=== Section Start ===

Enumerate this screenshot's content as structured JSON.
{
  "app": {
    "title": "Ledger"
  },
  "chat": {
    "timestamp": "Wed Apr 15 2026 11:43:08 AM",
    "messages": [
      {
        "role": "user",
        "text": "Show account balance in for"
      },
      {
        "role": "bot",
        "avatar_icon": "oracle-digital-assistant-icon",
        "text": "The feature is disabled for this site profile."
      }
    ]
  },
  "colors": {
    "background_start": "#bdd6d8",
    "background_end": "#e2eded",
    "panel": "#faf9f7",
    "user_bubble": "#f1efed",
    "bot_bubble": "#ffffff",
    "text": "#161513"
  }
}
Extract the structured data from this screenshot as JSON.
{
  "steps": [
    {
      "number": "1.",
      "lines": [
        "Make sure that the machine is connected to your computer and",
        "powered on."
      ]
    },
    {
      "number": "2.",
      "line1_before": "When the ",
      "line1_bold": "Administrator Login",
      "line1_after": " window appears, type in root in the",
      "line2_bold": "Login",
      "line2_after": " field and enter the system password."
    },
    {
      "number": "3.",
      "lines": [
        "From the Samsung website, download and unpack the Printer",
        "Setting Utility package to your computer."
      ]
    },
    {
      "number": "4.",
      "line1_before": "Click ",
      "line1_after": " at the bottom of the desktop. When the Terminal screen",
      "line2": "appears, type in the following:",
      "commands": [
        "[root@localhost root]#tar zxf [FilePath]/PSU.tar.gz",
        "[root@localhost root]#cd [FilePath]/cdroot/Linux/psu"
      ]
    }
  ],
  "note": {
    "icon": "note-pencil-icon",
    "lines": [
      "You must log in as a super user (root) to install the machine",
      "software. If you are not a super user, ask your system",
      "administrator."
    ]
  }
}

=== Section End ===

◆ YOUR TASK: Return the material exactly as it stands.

◆ SOLUTION TO THIS EXERCISE:
Enumerate this screenshot's content as structured JSON.
{
  "app": {
    "title": "Ledger"
  },
  "chat": {
    "timestamp": "Wed Apr 15 2026 11:43:08 AM",
    "messages": [
      {
        "role": "user",
        "text": "Show account balance in for"
      },
      {
        "role": "bot",
        "avatar_icon": "oracle-digital-assistant-icon",
        "text": "The feature is disabled for this site profile."
      }
    ]
  },
  "colors": {
    "background_start": "#bdd6d8",
    "background_end": "#e2eded",
    "panel": "#faf9f7",
    "user_bubble": "#f1efed",
    "bot_bubble": "#ffffff",
    "text": "#161513"
  }
}
Extract the structured data from this screenshot as JSON.
{
  "steps": [
    {
      "number": "1.",
      "lines": [
        "Make sure that the machine is connected to your computer and",
        "powered on."
      ]
    },
    {
      "number": "2.",
      "line1_before": "When the ",
      "line1_bold": "Administrator Login",
      "line1_after": " window appears, type in root in the",
      "line2_bold": "Login",
      "line2_after": " field and enter the system password."
    },
    {
      "number": "3.",
      "lines": [
        "From the Samsung website, download and unpack the Printer",
        "Setting Utility package to your computer."
      ]
    },
    {
      "number": "4.",
      "line1_before": "Click ",
      "line1_after": " at the bottom of the desktop. When the Terminal screen",
      "line2": "appears, type in the following:",
      "commands": [
        "[root@localhost root]#tar zxf [FilePath]/PSU.tar.gz",
        "[root@localhost root]#cd [FilePath]/cdroot/Linux/psu"
      ]
    }
  ],
  "note": {
    "icon": "note-pencil-icon",
    "lines": [
      "You must log in as a super user (root) to install the machine",
      "software. If you are not a super user, ask your system",
      "administrator."
    ]
  }
}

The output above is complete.